In a speech delivered at Chatham House today (Nov. 10), Cameron set out his “practical, not emotional” demands to create a model of EU membership “that works for Britain.” He insisted the UK has no interest in being part of a United States of Europe.

Fulfilling Cameron’s pre-election promise, parliament passed a law calling for a referendum on the UK’s “renegotiated” membership in the EU by 2017 at the latest. Today’s speech detailed the main points that Cameron wants to renegotiate before calling the vote.

Cameron started campaigning for “substantial” changes to the UK’s relationship with the EU in a pivotal 2013 speech, citing the euro-zone financial crisis, Europe’s declining economic competitiveness, and the EU’s perceived lack of democratic legitimacy among citizens as motivations for a rethink of the UK’s position in the bloc. He added a fourth issue in his speech today—the European refugee crisis.

“I am in no doubt that for Britain the European question is not just a matter of economic security, but of national security too—not just a matter of jobs and trade but of the safety and security of our nation,” Cameron said.

While the prime minister has pledged to campaign with “all his heart and soul” for Britain to stay in the EU, he warns that all bets are off if he does not get a satisfactory deal. His proposals were submitted today to Donald Tusk, president of the European Council, marking the official start of the renegotiation.

If the referendum was held today, polls suggest that voters might narrowly back to leave to the EU. Cameron stressed that his renegotiation will determine how the British people vote, telling EU leaders that “this is our only chance to get this right.”

Cameron acknowledged his plans wouldn’t make everyone happy, but for now it doesn’t look like anyone really is. The European Commission described some of Cameron’s demands as “highly problematic,” while Nigel Farage, the leader of UKIP, a vehemently anti-EU political party, says its “clear that Mr Cameron is not aiming for any substantial renegotiation.”
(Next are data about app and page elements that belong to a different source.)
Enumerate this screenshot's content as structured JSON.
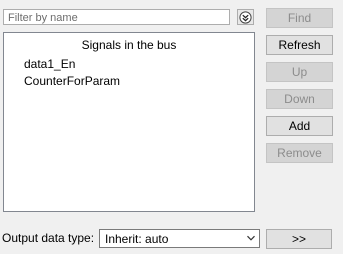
{
  "filter": {
    "placeholder": "Filter by name",
    "value": ""
  },
  "buttons": {
    "find": "Find",
    "refresh": "Refresh",
    "up": "Up",
    "down": "Down",
    "add": "Add",
    "remove": "Remove"
  },
  "signals_list": {
    "header": "Signals in the bus",
    "items": [
      "data1_En",
      "CounterForParam"
    ]
  },
  "output": {
    "label": "Output data type:",
    "selected": "Inherit: auto",
    "expand_button": ">>"
  }
}
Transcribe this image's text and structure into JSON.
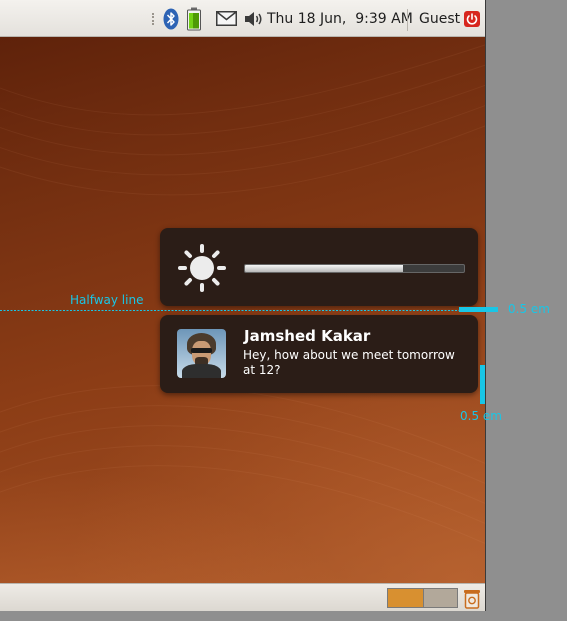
{
  "top_panel": {
    "icons": [
      "bluetooth-icon",
      "battery-icon",
      "mail-icon",
      "volume-icon"
    ],
    "datetime": "Thu 18 Jun,  9:39 AM",
    "user": "Guest",
    "session_icon": "power-icon"
  },
  "brightness_notification": {
    "icon": "brightness-icon",
    "level": 0.72
  },
  "message_notification": {
    "avatar": "avatar-photo",
    "sender": "Jamshed Kakar",
    "body_line1": "Hey, how about we meet tomorrow",
    "body_line2": "at 12?"
  },
  "annotations": {
    "halfway_label": "Halfway line",
    "spacing_label_right": "0.5 em",
    "spacing_label_bottom": "0.5 em",
    "guide_color": "#19c6e6"
  },
  "bottom_panel": {
    "workspaces": [
      "workspace-1",
      "workspace-2"
    ],
    "active_workspace_color": "#d89030",
    "inactive_workspace_color": "#b2a89a",
    "trash_icon": "trash-icon"
  },
  "colors": {
    "bubble_bg": "#2b1d17",
    "wallpaper": "#8c3d16",
    "panel": "#ebe8e3"
  }
}
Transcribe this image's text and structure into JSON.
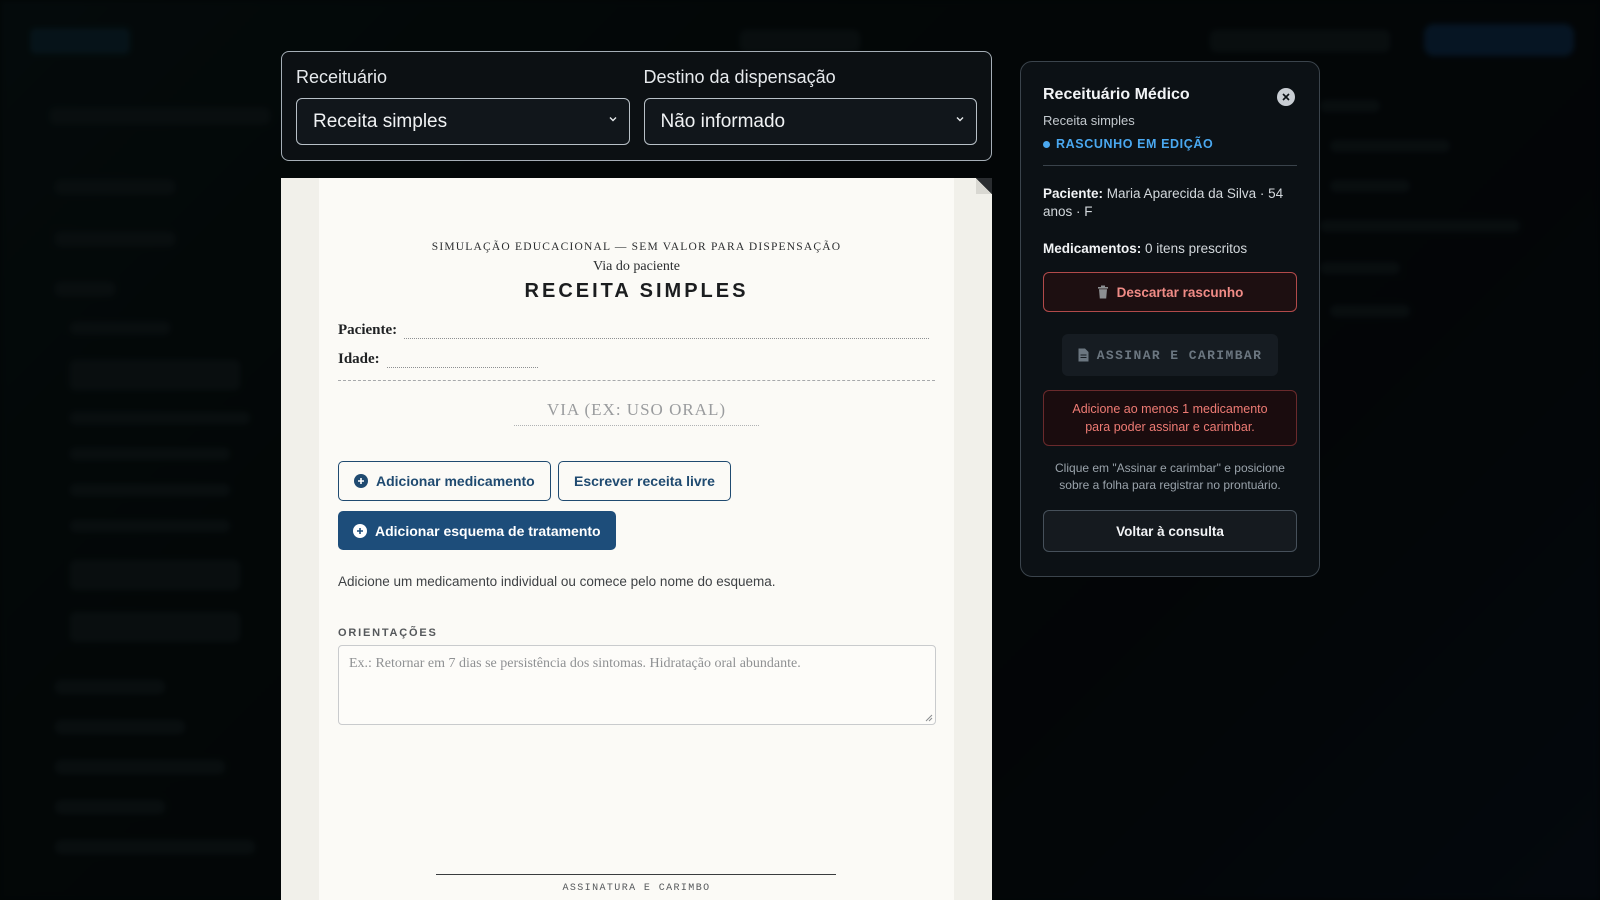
{
  "selectors": {
    "receituario_label": "Receituário",
    "receituario_value": "Receita simples",
    "destino_label": "Destino da dispensação",
    "destino_value": "Não informado"
  },
  "paper": {
    "notice": "SIMULAÇÃO EDUCACIONAL — SEM VALOR PARA DISPENSAÇÃO",
    "via": "Via do paciente",
    "title": "RECEITA SIMPLES",
    "patient_label": "Paciente:",
    "age_label": "Idade:",
    "via_placeholder": "VIA (EX: USO ORAL)",
    "add_med_button": "Adicionar medicamento",
    "free_text_button": "Escrever receita livre",
    "add_scheme_button": "Adicionar esquema de tratamento",
    "hint": "Adicione um medicamento individual ou comece pelo nome do esquema.",
    "orientations_label": "ORIENTAÇÕES",
    "orientations_placeholder": "Ex.: Retornar em 7 dias se persistência dos sintomas. Hidratação oral abundante.",
    "signature_label": "ASSINATURA E CARIMBO"
  },
  "panel": {
    "title": "Receituário Médico",
    "subtitle": "Receita simples",
    "status": "RASCUNHO EM EDIÇÃO",
    "patient_label": "Paciente:",
    "patient_value": "Maria Aparecida da Silva · 54 anos · F",
    "meds_label": "Medicamentos:",
    "meds_value": "0 itens prescritos",
    "discard_button": "Descartar rascunho",
    "sign_button": "ASSINAR E CARIMBAR",
    "warning": "Adicione ao menos 1 medicamento para poder assinar e carimbar.",
    "help": "Clique em \"Assinar e carimbar\" e posicione sobre a folha para registrar no prontuário.",
    "back_button": "Voltar à consulta"
  },
  "icons": {
    "chevron": "chevron-down-icon",
    "plus": "plus-circle-icon",
    "close": "close-icon",
    "trash": "trash-icon",
    "document": "document-icon"
  },
  "colors": {
    "accent_blue": "#1d4d7a",
    "status_blue": "#4aa8f0",
    "danger": "#f08b86"
  }
}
This is what Cameron is proposing:

The euro zone should mind its own business

While the UK won’t stand in the way of a strong euro zone, Cameron makes it clear he’s not interested in Britain being part of an “ever closer union.” He will seek a legally binding agreement that recognizes the EU as a union with more than one currency, and ensures that taxpayers from non-euro zone countries won’t be compelled to bail out euro-zone countries.

EU courts should mind their own business

Cameron reaffirmed his commitment to scrap the Human Rights Act and replace it with a British Bill of Rights. He plans to introduce legislation to curb the powers of the European Court of Justice. He’s keen to prevent legal challenges to local rules that cite the EU Charter to promote “spurious new human rights grounds.”

He also wants groups of national parliaments to be able to block EU laws. No national parliament will get its own veto, but Cameron wants to ensure national parliaments can join up to block EU laws, so they remain the “main source of real democratic legitimacy and accountability in the EU.”

EU red tape shouldn’t extend across the Channel

Cameron wants to impose ”a target to cut the total burden” that EU-wide regulations have on business. Competitiveness, he adds, needs to be “written into the DNA” of the union. “We want a European Union that adds to our competitiveness, not detracts from it,” he says. “It needs to become more competitive to cope with the rise of economies like China and India.”

The free movement of people should be less free

While Cameron agrees that the principle of free movement of labor is fundamental to the EU, he says many are abusing this principle. He aims to restore “a sense of fairness” to the migration process.

He says that Europe’s ongoing refugee crisis is not an issue of race, but scale and speed. He wants European leaders to ensure that the EU’s free-movement rules do not apply to new countries that may join the EU “until their economies have converged much more closely with existing member states.”

He also aims to reduce the draw of the UK’s benefit system to EU migrants by preventing them from claiming benefits until they have paid into the system for four years. This point, in particular, is in opposition to the EU’s founding treaty, and won’t be easy to achieve.